DATASET ENTRIES –
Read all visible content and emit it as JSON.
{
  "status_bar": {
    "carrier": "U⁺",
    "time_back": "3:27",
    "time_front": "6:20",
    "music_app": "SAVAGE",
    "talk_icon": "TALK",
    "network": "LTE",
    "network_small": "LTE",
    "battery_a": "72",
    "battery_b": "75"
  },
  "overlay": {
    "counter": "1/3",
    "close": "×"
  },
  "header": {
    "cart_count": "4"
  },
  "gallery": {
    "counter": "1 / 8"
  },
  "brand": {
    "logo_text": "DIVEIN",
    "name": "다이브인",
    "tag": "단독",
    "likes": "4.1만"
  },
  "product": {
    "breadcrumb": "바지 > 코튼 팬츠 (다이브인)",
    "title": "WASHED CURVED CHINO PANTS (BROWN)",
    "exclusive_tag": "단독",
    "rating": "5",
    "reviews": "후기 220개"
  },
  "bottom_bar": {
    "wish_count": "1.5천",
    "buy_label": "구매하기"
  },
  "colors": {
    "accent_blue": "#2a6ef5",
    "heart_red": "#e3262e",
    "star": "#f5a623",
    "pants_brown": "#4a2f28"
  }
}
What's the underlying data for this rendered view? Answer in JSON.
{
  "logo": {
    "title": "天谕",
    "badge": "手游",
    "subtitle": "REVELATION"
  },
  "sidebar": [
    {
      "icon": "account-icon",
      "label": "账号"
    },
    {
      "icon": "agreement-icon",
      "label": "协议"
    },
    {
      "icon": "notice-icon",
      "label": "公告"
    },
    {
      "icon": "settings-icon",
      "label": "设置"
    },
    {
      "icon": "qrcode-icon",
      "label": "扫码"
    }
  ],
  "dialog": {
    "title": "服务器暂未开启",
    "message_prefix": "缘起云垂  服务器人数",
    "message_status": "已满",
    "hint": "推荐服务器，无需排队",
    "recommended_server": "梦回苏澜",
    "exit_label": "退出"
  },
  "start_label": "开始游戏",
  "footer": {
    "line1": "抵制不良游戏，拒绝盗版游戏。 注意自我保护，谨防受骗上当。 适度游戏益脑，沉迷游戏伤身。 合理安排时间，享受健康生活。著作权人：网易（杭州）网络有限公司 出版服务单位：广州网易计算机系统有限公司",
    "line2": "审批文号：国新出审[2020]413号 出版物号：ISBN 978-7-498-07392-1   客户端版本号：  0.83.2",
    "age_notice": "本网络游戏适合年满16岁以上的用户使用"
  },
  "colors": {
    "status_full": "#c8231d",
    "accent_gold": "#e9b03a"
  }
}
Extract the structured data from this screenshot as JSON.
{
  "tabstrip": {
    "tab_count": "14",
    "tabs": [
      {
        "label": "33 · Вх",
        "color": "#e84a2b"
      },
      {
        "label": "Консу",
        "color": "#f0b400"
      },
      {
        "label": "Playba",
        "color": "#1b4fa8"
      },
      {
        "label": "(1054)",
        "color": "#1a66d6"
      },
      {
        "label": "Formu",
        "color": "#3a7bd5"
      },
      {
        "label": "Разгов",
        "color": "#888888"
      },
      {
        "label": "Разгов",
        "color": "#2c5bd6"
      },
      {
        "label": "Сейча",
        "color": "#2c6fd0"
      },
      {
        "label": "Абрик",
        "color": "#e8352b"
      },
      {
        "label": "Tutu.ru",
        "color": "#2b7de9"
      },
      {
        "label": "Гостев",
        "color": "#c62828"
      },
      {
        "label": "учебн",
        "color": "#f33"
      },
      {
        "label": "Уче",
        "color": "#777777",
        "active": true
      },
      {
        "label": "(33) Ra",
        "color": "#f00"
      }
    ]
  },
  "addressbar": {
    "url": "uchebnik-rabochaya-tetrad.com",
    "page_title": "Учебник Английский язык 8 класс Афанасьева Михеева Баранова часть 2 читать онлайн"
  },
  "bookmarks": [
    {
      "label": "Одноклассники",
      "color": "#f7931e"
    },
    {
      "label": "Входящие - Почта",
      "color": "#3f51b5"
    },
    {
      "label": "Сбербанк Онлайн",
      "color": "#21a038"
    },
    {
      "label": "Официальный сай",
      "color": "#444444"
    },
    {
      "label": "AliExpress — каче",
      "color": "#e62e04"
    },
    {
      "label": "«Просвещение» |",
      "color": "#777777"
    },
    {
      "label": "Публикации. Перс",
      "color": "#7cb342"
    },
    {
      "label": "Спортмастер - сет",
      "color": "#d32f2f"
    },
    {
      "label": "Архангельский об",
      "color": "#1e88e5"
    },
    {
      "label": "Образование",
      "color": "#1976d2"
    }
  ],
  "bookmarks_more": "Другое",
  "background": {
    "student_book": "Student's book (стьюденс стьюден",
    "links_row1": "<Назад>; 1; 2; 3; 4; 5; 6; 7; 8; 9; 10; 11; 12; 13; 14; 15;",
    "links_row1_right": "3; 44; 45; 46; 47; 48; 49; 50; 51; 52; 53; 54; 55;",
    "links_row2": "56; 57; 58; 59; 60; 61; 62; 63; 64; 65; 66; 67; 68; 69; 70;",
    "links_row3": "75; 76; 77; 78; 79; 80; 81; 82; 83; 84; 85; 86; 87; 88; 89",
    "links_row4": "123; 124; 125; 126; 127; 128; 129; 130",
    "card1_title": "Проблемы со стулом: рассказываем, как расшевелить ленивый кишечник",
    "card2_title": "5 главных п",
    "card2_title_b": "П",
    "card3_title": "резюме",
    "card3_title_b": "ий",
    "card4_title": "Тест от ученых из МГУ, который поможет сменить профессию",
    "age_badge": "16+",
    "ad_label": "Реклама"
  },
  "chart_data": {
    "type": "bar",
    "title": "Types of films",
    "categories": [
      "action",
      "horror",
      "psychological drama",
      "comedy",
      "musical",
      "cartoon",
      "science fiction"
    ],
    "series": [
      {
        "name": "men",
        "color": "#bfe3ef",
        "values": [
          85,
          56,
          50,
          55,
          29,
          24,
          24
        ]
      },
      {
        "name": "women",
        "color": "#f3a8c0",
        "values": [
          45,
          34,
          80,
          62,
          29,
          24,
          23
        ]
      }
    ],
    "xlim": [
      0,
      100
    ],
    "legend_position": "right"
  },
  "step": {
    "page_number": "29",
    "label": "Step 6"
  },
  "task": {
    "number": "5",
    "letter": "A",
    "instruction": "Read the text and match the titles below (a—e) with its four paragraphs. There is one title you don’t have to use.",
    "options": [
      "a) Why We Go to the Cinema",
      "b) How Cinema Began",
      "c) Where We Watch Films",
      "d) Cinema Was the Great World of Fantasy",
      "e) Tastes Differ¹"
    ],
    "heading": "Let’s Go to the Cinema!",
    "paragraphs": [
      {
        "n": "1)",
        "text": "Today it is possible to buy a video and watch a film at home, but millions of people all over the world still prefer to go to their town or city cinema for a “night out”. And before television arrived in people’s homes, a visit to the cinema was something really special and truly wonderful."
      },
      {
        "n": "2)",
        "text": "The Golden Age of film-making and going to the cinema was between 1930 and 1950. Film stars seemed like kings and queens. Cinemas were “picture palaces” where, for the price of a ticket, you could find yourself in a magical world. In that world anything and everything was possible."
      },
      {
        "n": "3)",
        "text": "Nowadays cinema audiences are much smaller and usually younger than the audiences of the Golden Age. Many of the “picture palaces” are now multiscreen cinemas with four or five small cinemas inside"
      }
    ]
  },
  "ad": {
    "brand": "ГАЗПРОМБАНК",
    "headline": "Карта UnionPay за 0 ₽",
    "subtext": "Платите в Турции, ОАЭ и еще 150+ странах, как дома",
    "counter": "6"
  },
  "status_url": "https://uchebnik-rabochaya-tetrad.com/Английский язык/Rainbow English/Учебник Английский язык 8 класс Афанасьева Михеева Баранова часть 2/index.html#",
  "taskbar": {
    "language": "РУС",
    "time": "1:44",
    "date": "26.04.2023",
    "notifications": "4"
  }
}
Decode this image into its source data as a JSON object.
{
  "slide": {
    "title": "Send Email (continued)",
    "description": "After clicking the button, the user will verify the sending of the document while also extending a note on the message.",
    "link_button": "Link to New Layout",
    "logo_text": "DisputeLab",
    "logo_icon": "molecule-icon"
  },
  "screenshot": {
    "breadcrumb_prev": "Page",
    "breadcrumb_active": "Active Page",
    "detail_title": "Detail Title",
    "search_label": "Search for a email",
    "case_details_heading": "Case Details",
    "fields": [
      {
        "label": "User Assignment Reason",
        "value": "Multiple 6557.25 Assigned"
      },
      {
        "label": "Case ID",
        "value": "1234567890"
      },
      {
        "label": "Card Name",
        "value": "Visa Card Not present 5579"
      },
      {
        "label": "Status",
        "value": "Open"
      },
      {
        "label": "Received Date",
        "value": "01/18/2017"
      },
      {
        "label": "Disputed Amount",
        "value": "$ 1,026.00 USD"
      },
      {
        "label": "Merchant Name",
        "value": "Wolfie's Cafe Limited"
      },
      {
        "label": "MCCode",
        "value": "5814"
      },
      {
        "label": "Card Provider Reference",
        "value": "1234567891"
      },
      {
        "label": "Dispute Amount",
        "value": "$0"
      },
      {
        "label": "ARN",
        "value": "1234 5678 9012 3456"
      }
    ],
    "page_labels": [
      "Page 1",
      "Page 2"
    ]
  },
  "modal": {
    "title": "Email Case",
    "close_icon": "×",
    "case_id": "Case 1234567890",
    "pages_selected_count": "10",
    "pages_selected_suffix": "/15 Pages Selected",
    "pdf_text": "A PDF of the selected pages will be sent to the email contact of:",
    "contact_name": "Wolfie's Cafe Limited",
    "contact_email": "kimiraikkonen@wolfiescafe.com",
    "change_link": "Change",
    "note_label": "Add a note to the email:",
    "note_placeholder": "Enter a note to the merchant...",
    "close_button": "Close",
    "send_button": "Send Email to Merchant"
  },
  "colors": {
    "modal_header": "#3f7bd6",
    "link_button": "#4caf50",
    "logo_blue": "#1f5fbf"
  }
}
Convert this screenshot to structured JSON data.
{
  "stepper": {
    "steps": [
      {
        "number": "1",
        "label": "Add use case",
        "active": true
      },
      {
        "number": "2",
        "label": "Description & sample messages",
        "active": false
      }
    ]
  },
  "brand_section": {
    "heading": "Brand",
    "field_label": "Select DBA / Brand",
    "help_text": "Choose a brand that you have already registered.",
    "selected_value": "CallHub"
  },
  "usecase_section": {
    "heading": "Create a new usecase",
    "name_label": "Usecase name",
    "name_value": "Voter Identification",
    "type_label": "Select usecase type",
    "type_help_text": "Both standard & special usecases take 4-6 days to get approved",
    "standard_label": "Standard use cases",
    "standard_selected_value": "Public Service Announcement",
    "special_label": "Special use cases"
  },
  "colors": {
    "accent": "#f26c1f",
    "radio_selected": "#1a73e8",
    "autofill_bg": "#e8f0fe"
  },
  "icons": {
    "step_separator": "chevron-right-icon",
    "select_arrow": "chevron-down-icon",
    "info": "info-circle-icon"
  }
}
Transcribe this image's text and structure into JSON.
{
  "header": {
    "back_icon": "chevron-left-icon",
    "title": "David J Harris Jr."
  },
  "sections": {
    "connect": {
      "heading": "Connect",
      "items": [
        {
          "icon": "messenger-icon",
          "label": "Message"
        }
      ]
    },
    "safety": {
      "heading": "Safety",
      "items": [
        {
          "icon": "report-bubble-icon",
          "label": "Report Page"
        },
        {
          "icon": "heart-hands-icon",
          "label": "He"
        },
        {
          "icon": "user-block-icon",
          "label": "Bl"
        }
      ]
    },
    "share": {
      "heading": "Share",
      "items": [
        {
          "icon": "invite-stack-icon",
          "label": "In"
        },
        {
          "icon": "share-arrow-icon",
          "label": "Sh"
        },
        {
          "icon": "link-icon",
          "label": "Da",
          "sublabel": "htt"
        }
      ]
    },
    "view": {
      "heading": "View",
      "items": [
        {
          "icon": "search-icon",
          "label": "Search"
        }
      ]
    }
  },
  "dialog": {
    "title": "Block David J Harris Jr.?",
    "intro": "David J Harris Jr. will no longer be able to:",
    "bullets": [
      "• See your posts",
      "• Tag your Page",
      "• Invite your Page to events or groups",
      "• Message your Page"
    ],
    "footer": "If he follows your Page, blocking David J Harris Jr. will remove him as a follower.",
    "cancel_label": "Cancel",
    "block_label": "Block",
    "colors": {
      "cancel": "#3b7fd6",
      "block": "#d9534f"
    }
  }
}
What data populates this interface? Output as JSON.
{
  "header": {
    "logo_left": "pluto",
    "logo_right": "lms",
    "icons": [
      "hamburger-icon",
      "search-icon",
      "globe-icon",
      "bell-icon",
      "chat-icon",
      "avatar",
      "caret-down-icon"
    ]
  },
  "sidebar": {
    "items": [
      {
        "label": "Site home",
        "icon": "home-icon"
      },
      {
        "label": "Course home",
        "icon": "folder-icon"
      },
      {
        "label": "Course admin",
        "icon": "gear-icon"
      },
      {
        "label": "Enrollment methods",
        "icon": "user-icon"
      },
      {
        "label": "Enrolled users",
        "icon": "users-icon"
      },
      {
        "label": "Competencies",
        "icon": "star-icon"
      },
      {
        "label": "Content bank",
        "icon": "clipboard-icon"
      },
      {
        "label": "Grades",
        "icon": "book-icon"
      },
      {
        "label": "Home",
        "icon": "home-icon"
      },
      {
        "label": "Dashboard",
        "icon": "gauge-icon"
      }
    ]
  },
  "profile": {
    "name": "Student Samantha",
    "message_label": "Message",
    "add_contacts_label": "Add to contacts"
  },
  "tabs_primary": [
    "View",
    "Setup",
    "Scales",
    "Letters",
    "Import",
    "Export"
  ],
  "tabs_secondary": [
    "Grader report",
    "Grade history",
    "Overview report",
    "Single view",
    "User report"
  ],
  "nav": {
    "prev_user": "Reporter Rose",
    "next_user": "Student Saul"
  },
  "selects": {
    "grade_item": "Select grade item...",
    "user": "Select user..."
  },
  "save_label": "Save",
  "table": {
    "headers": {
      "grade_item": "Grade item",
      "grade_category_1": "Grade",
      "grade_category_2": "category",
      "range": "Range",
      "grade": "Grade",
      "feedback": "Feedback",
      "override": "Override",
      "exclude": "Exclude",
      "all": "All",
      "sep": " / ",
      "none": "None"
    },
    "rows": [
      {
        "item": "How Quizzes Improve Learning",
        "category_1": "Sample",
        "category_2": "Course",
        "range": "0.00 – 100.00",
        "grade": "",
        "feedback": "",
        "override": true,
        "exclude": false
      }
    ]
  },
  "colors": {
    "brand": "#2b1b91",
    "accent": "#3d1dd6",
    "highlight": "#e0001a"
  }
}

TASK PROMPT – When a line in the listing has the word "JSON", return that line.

WRITTEN ANSWER –
Read all visible content and emit it as JSON.
What's the underlying data for this rendered view? Answer in JSON.
Extract the structured data from this screenshot as JSON.
Decode this image into its source data as a JSON object.
Convert this screenshot to structured JSON data.
Transcribe this image's text and structure into JSON.
What data populates this interface? Output as JSON.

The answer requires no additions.